# [Data provided]
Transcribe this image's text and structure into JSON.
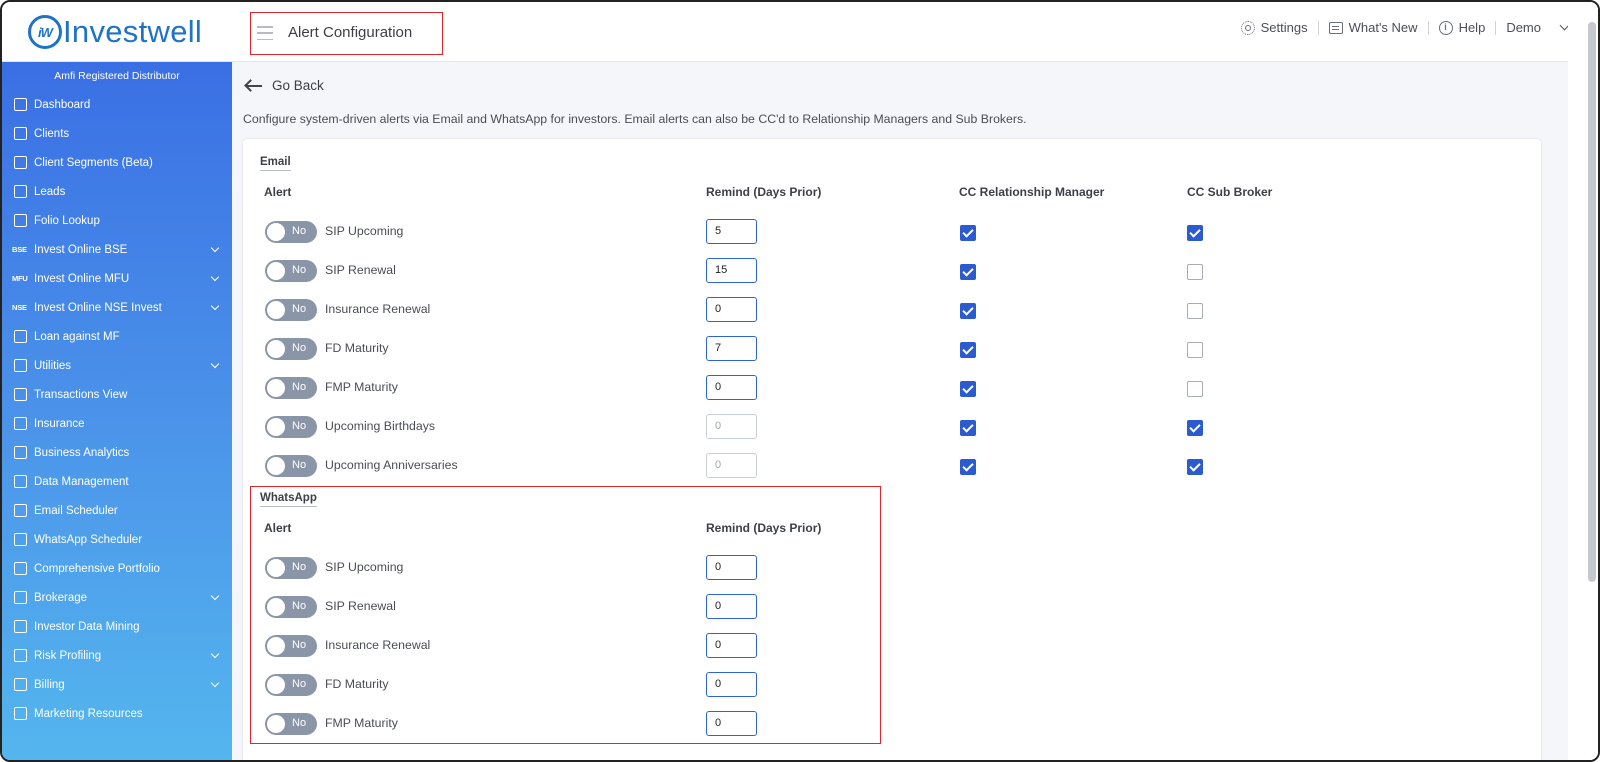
{
  "app": {
    "logo_mark": "iW",
    "logo_text": "Investwell",
    "page_title": "Alert Configuration"
  },
  "topnav": {
    "settings": "Settings",
    "whats_new": "What's New",
    "help": "Help",
    "user": "Demo"
  },
  "sidebar": {
    "header": "Amfi Registered Distributor",
    "items": [
      {
        "label": "Dashboard",
        "icon": "home-icon",
        "expandable": false
      },
      {
        "label": "Clients",
        "icon": "users-icon",
        "expandable": false
      },
      {
        "label": "Client Segments (Beta)",
        "icon": "users-icon",
        "expandable": false
      },
      {
        "label": "Leads",
        "icon": "leads-icon",
        "expandable": false
      },
      {
        "label": "Folio Lookup",
        "icon": "rupee-doc-icon",
        "expandable": false
      },
      {
        "label": "Invest Online BSE",
        "icon": "bse-icon",
        "tag": "BSE",
        "expandable": true
      },
      {
        "label": "Invest Online MFU",
        "icon": "mfu-icon",
        "tag": "MFU",
        "expandable": true
      },
      {
        "label": "Invest Online NSE Invest",
        "icon": "nse-icon",
        "tag": "NSE",
        "expandable": true
      },
      {
        "label": "Loan against MF",
        "icon": "loan-icon",
        "expandable": false
      },
      {
        "label": "Utilities",
        "icon": "utilities-icon",
        "expandable": true
      },
      {
        "label": "Transactions View",
        "icon": "transactions-icon",
        "expandable": false
      },
      {
        "label": "Insurance",
        "icon": "insurance-icon",
        "expandable": false
      },
      {
        "label": "Business Analytics",
        "icon": "analytics-icon",
        "expandable": false
      },
      {
        "label": "Data Management",
        "icon": "data-icon",
        "expandable": false
      },
      {
        "label": "Email Scheduler",
        "icon": "email-icon",
        "expandable": false
      },
      {
        "label": "WhatsApp Scheduler",
        "icon": "whatsapp-icon",
        "expandable": false
      },
      {
        "label": "Comprehensive Portfolio",
        "icon": "portfolio-icon",
        "expandable": false
      },
      {
        "label": "Brokerage",
        "icon": "brokerage-icon",
        "expandable": true
      },
      {
        "label": "Investor Data Mining",
        "icon": "mining-icon",
        "expandable": false
      },
      {
        "label": "Risk Profiling",
        "icon": "risk-icon",
        "expandable": true
      },
      {
        "label": "Billing",
        "icon": "billing-icon",
        "expandable": true
      },
      {
        "label": "Marketing Resources",
        "icon": "marketing-icon",
        "expandable": false
      }
    ]
  },
  "main": {
    "go_back": "Go Back",
    "description": "Configure system-driven alerts via Email and WhatsApp for investors. Email alerts can also be CC'd to Relationship Managers and Sub Brokers.",
    "email": {
      "section": "Email",
      "col_alert": "Alert",
      "col_remind": "Remind (Days Prior)",
      "col_rm": "CC Relationship Manager",
      "col_sb": "CC Sub Broker",
      "rows": [
        {
          "toggle": "No",
          "name": "SIP Upcoming",
          "days": "5",
          "disabled": false,
          "rm": true,
          "sb": true
        },
        {
          "toggle": "No",
          "name": "SIP Renewal",
          "days": "15",
          "disabled": false,
          "rm": true,
          "sb": false
        },
        {
          "toggle": "No",
          "name": "Insurance Renewal",
          "days": "0",
          "disabled": false,
          "rm": true,
          "sb": false
        },
        {
          "toggle": "No",
          "name": "FD Maturity",
          "days": "7",
          "disabled": false,
          "rm": true,
          "sb": false
        },
        {
          "toggle": "No",
          "name": "FMP Maturity",
          "days": "0",
          "disabled": false,
          "rm": true,
          "sb": false
        },
        {
          "toggle": "No",
          "name": "Upcoming Birthdays",
          "days": "0",
          "disabled": true,
          "rm": true,
          "sb": true
        },
        {
          "toggle": "No",
          "name": "Upcoming Anniversaries",
          "days": "0",
          "disabled": true,
          "rm": true,
          "sb": true
        }
      ]
    },
    "whatsapp": {
      "section": "WhatsApp",
      "col_alert": "Alert",
      "col_remind": "Remind (Days Prior)",
      "rows": [
        {
          "toggle": "No",
          "name": "SIP Upcoming",
          "days": "0"
        },
        {
          "toggle": "No",
          "name": "SIP Renewal",
          "days": "0"
        },
        {
          "toggle": "No",
          "name": "Insurance Renewal",
          "days": "0"
        },
        {
          "toggle": "No",
          "name": "FD Maturity",
          "days": "0"
        },
        {
          "toggle": "No",
          "name": "FMP Maturity",
          "days": "0"
        }
      ]
    }
  },
  "colors": {
    "brand": "#1f73c7",
    "sidebar_top": "#3a6fe4",
    "sidebar_bottom": "#54b6ee",
    "checkbox": "#2b5bcf",
    "highlight_box": "#e0262b"
  }
}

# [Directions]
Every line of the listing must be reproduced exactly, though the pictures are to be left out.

# [Response for this exercise]
Transcribe this image's text and structure into JSON.
{
  "app": {
    "logo_mark": "iW",
    "logo_text": "Investwell",
    "page_title": "Alert Configuration"
  },
  "topnav": {
    "settings": "Settings",
    "whats_new": "What's New",
    "help": "Help",
    "user": "Demo"
  },
  "sidebar": {
    "header": "Amfi Registered Distributor",
    "items": [
      {
        "label": "Dashboard",
        "icon": "home-icon",
        "expandable": false
      },
      {
        "label": "Clients",
        "icon": "users-icon",
        "expandable": false
      },
      {
        "label": "Client Segments (Beta)",
        "icon": "users-icon",
        "expandable": false
      },
      {
        "label": "Leads",
        "icon": "leads-icon",
        "expandable": false
      },
      {
        "label": "Folio Lookup",
        "icon": "rupee-doc-icon",
        "expandable": false
      },
      {
        "label": "Invest Online BSE",
        "icon": "bse-icon",
        "tag": "BSE",
        "expandable": true
      },
      {
        "label": "Invest Online MFU",
        "icon": "mfu-icon",
        "tag": "MFU",
        "expandable": true
      },
      {
        "label": "Invest Online NSE Invest",
        "icon": "nse-icon",
        "tag": "NSE",
        "expandable": true
      },
      {
        "label": "Loan against MF",
        "icon": "loan-icon",
        "expandable": false
      },
      {
        "label": "Utilities",
        "icon": "utilities-icon",
        "expandable": true
      },
      {
        "label": "Transactions View",
        "icon": "transactions-icon",
        "expandable": false
      },
      {
        "label": "Insurance",
        "icon": "insurance-icon",
        "expandable": false
      },
      {
        "label": "Business Analytics",
        "icon": "analytics-icon",
        "expandable": false
      },
      {
        "label": "Data Management",
        "icon": "data-icon",
        "expandable": false
      },
      {
        "label": "Email Scheduler",
        "icon": "email-icon",
        "expandable": false
      },
      {
        "label": "WhatsApp Scheduler",
        "icon": "whatsapp-icon",
        "expandable": false
      },
      {
        "label": "Comprehensive Portfolio",
        "icon": "portfolio-icon",
        "expandable": false
      },
      {
        "label": "Brokerage",
        "icon": "brokerage-icon",
        "expandable": true
      },
      {
        "label": "Investor Data Mining",
        "icon": "mining-icon",
        "expandable": false
      },
      {
        "label": "Risk Profiling",
        "icon": "risk-icon",
        "expandable": true
      },
      {
        "label": "Billing",
        "icon": "billing-icon",
        "expandable": true
      },
      {
        "label": "Marketing Resources",
        "icon": "marketing-icon",
        "expandable": false
      }
    ]
  },
  "main": {
    "go_back": "Go Back",
    "description": "Configure system-driven alerts via Email and WhatsApp for investors. Email alerts can also be CC'd to Relationship Managers and Sub Brokers.",
    "email": {
      "section": "Email",
      "col_alert": "Alert",
      "col_remind": "Remind (Days Prior)",
      "col_rm": "CC Relationship Manager",
      "col_sb": "CC Sub Broker",
      "rows": [
        {
          "toggle": "No",
          "name": "SIP Upcoming",
          "days": "5",
          "disabled": false,
          "rm": true,
          "sb": true
        },
        {
          "toggle": "No",
          "name": "SIP Renewal",
          "days": "15",
          "disabled": false,
          "rm": true,
          "sb": false
        },
        {
          "toggle": "No",
          "name": "Insurance Renewal",
          "days": "0",
          "disabled": false,
          "rm": true,
          "sb": false
        },
        {
          "toggle": "No",
          "name": "FD Maturity",
          "days": "7",
          "disabled": false,
          "rm": true,
          "sb": false
        },
        {
          "toggle": "No",
          "name": "FMP Maturity",
          "days": "0",
          "disabled": false,
          "rm": true,
          "sb": false
        },
        {
          "toggle": "No",
          "name": "Upcoming Birthdays",
          "days": "0",
          "disabled": true,
          "rm": true,
          "sb": true
        },
        {
          "toggle": "No",
          "name": "Upcoming Anniversaries",
          "days": "0",
          "disabled": true,
          "rm": true,
          "sb": true
        }
      ]
    },
    "whatsapp": {
      "section": "WhatsApp",
      "col_alert": "Alert",
      "col_remind": "Remind (Days Prior)",
      "rows": [
        {
          "toggle": "No",
          "name": "SIP Upcoming",
          "days": "0"
        },
        {
          "toggle": "No",
          "name": "SIP Renewal",
          "days": "0"
        },
        {
          "toggle": "No",
          "name": "Insurance Renewal",
          "days": "0"
        },
        {
          "toggle": "No",
          "name": "FD Maturity",
          "days": "0"
        },
        {
          "toggle": "No",
          "name": "FMP Maturity",
          "days": "0"
        }
      ]
    }
  },
  "colors": {
    "brand": "#1f73c7",
    "sidebar_top": "#3a6fe4",
    "sidebar_bottom": "#54b6ee",
    "checkbox": "#2b5bcf",
    "highlight_box": "#e0262b"
  }
}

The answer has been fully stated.